Maria of Organically Cooked liked the book and found that the French have many similarities with the Greeks living in Crete. She notices that “they both love smoking and find it frigging hard to obey the recently introduced smoking bans in their countries. Then they both love their long extended lunches and siestas. They both also take pride in their institutions, which may sound a little old-fashioned in some ways, as if they have not moved on with the times, but hey, that’s the Greeks (or the French) for you”. I would also add that they both take great pride in their cuisine. Anyway, Maria left her Mediterranean diet aside for a while and made Chicken with creme and mushrooms, also inspired by Mayle’s meal in Bresse. She tried to get hold of an excellent quality chicken and to make do with ingredients that were available in her part of the world and from what I see the results were excellent!
Simona from Briciole , an Italian-English blog, was inspired by the chapter dedicated to the wine auction in Burgundy. Although she doesn’t like wine that much, she was intrigued by the puff pastry nuggets Mayle tried together there, so she made Gougères a la Gouda. And guess what, the Gouda she used she made herself too! Now HOW COOL IS THAT!?
Gratin Savoyarde
Porc a la Normandie
Judy of Judy’s Gross Eats liked the book and particularly the chapter on the Marathon du Medoc. So she cooked up not one but two dishes: a gratin Savoyarde and Porc a la Normandie. Unfortunately she doesn’t give us any of these recipes!
Alicia of Foodycat didn’t like the book that much and wasn’t moved to either taste any of the food described in there or visit any of the food festivals. Inspiration for cooking up something French-related only came while watching Eating in the Sun on BBC television and their visit to Alain Ducasse’s restaurant La Bastide de Moustiers.  So she cooked up a squash and truffle spelt risotto which would tie in nicely with the whole chapter on truffles that Mayle had in the book.

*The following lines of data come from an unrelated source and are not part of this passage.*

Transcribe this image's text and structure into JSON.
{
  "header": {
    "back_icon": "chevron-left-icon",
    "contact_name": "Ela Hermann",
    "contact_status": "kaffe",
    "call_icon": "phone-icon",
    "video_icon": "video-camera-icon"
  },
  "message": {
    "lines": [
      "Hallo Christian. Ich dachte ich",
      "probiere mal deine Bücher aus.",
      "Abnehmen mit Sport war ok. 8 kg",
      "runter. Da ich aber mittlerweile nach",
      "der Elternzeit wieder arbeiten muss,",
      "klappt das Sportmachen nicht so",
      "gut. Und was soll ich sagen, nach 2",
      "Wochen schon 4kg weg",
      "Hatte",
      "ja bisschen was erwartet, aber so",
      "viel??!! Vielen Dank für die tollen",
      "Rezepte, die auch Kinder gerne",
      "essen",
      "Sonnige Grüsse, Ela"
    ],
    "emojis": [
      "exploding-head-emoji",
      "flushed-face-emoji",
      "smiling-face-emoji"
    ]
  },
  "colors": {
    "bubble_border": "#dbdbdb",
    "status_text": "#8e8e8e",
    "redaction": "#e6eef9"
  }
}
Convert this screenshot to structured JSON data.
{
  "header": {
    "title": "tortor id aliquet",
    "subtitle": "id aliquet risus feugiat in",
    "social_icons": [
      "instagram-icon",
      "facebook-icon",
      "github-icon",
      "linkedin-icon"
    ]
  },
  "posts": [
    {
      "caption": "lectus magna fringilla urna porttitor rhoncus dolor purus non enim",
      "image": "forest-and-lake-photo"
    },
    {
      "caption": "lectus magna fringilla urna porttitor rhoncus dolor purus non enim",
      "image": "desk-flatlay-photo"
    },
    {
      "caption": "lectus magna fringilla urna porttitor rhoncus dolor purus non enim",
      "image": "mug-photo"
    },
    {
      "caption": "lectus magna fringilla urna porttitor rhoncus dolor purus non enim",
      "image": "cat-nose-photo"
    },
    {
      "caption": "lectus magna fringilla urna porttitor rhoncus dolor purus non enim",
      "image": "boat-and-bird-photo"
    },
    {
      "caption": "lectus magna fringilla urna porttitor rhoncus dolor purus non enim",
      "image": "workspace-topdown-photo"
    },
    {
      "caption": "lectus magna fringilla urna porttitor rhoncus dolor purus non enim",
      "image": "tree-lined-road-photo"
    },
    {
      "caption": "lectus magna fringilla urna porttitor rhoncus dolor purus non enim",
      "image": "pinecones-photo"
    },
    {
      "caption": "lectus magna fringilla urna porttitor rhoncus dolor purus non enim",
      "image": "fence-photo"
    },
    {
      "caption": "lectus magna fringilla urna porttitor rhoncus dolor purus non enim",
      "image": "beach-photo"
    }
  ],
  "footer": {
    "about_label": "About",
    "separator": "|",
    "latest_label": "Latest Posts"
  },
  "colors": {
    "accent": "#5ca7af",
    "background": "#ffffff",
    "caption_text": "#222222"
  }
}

The final result was not as good as expected truffle-wise, because, like Claudia (of Honey from Rock) she didn’t use any fresh truffles, only jarred ones (I have now decided never to buy anything but the real thing). Other than that, however, it was a yummy dish and I certainly believe her!
Coq au riesling
Deb of Kahakai Kitchen, co-founder of Cook the Books Club, liked the book and since she had a hard time finding something entirely related to the book to cook she decided to stick to something French instead, so she made Coq au Riesling. This is a traditional an Alsatian variation of the more well-known Coq au vin, where the red Burgundian wine is substituted by the white fruity Riesling wine which is abundant in the area. She actually prefers it to Coq auVin and I couldn’t agree more!
Pastry Wrapped Brie
Last but not least the Rachel of The Crispy Cook, also a Cook the Books co-founder, really loved the book and  was inspired to visit some food festivals in her area (Bennington’s Garlic Festival and the Washington County Cheese Tour)! Rachel loves cheese so she decided to make a pastry wrapped Brie, which sounds like an easy thing to do but isn’t if you are making it gluten free (her blog specializes in wheat and gluten free recipes).
Finally,  my own entry for Cook the Books, which, compared to all the lovely food presented above is going to be very boring indeed, was a wedge of Livarot cheese inspired of course by the chapter “Love at first sniff” which describes Mayle’s visit to the village of Livarot for a cheese festival. I was actually so surprised and excited to be able to find this cheese in Greece, that I didn’t think twice about cooking up anything. Plus, since I am the host, I am not being judged!

That was it folks! I hope we will see all of you for our next November-January Cook the Books event where Rachel, The Crispy Cook will be hosting. She will take us on an adventure around the globe with her pick the foodie/travel memoir, A Taste for Adventure: A Culinary Odyssey Around the World by Anik See.
Till then au revoir!